Dataset items
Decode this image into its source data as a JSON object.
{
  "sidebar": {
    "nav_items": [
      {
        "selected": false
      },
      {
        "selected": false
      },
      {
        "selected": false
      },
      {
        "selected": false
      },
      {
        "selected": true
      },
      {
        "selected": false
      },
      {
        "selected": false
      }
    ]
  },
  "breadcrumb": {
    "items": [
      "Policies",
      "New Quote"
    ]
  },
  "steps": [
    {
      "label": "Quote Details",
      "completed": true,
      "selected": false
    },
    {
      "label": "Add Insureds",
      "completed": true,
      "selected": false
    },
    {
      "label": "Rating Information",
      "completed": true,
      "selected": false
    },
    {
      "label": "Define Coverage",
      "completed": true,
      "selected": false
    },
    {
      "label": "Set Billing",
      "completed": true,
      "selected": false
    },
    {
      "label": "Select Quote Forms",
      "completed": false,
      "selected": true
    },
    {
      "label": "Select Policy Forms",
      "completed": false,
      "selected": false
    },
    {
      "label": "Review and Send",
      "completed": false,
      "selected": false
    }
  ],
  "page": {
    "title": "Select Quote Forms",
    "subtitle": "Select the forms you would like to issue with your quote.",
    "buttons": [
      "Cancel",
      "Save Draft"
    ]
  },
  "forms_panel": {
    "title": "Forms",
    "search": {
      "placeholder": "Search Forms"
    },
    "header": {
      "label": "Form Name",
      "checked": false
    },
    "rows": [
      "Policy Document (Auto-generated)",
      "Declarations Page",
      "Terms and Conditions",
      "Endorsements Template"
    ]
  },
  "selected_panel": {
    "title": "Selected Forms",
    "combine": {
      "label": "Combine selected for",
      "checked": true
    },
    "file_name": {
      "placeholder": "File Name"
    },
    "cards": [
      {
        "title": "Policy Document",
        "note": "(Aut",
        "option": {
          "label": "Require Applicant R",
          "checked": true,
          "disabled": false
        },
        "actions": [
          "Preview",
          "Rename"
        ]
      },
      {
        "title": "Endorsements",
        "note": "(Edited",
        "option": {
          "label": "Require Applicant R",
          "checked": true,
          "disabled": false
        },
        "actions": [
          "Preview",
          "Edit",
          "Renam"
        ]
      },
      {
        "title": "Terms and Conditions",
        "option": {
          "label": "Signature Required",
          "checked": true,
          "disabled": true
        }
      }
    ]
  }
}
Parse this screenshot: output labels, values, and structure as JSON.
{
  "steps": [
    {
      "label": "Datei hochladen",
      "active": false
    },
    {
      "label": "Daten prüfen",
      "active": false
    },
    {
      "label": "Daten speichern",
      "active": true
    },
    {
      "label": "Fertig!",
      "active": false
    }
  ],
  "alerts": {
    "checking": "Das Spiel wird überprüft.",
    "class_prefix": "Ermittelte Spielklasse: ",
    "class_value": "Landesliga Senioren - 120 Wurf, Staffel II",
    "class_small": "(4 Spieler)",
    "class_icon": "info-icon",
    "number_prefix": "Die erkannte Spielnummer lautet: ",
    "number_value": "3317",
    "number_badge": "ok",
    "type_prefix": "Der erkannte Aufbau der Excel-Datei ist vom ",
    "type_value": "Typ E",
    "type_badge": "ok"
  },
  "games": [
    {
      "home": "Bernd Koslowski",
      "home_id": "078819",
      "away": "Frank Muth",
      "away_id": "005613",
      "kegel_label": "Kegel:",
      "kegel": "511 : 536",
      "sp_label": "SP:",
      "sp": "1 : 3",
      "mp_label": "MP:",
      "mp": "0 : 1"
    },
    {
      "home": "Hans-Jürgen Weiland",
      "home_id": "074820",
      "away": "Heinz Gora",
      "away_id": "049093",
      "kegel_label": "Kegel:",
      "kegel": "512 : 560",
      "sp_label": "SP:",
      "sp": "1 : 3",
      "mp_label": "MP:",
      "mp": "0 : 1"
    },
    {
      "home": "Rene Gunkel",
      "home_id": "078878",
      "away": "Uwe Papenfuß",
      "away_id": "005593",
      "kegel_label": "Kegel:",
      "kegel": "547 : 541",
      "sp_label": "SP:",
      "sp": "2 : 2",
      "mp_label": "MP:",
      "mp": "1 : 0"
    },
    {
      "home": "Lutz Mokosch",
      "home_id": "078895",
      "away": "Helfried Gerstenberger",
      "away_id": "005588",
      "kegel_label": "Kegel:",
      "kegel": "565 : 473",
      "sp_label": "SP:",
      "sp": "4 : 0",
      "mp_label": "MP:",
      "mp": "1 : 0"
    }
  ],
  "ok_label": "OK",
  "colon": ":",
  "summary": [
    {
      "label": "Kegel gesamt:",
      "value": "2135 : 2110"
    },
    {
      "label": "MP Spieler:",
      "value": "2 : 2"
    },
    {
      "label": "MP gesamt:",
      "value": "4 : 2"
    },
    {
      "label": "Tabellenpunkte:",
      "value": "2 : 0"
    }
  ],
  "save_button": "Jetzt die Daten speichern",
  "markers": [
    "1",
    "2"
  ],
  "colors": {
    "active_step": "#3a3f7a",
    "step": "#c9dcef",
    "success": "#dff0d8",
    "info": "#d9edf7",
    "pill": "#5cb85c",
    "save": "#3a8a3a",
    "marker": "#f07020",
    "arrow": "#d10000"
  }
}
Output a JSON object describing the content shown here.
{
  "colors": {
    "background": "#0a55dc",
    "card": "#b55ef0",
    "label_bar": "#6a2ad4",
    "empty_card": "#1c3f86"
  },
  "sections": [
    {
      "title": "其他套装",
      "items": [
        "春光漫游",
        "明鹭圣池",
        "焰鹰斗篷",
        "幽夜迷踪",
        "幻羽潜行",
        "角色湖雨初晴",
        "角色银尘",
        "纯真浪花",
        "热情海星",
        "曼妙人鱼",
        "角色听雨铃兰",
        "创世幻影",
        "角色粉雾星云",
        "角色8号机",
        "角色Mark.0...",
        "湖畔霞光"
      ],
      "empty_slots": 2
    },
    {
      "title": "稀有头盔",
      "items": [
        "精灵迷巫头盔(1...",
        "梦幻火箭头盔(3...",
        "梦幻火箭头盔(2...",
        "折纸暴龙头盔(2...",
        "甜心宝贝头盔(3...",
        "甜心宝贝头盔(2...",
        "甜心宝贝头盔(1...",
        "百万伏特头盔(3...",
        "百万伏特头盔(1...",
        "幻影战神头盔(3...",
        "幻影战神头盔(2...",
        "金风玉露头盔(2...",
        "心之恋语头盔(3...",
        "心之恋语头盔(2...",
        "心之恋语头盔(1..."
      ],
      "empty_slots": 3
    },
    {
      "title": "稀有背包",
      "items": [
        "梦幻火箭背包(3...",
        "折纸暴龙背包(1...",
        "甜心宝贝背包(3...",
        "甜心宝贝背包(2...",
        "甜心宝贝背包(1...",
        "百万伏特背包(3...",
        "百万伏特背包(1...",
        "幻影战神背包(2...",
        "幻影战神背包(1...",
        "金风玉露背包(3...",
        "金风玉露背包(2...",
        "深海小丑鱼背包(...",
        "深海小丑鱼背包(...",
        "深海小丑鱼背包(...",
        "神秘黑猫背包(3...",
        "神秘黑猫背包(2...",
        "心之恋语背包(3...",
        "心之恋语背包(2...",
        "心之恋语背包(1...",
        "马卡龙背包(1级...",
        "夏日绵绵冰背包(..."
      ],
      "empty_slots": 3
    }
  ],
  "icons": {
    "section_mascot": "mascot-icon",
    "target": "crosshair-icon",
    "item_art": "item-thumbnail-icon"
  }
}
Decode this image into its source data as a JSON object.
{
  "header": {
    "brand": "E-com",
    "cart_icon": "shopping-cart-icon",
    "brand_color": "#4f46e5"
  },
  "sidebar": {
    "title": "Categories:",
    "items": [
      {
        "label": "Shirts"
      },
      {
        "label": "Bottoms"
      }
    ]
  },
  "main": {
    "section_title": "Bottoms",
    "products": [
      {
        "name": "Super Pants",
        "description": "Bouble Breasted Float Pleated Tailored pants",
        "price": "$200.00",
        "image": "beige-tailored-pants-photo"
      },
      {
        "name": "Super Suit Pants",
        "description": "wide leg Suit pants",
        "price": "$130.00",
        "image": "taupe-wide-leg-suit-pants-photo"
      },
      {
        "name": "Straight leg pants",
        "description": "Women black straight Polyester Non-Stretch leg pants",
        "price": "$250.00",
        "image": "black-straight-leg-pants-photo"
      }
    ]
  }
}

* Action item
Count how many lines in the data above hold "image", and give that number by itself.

* Exercise result
5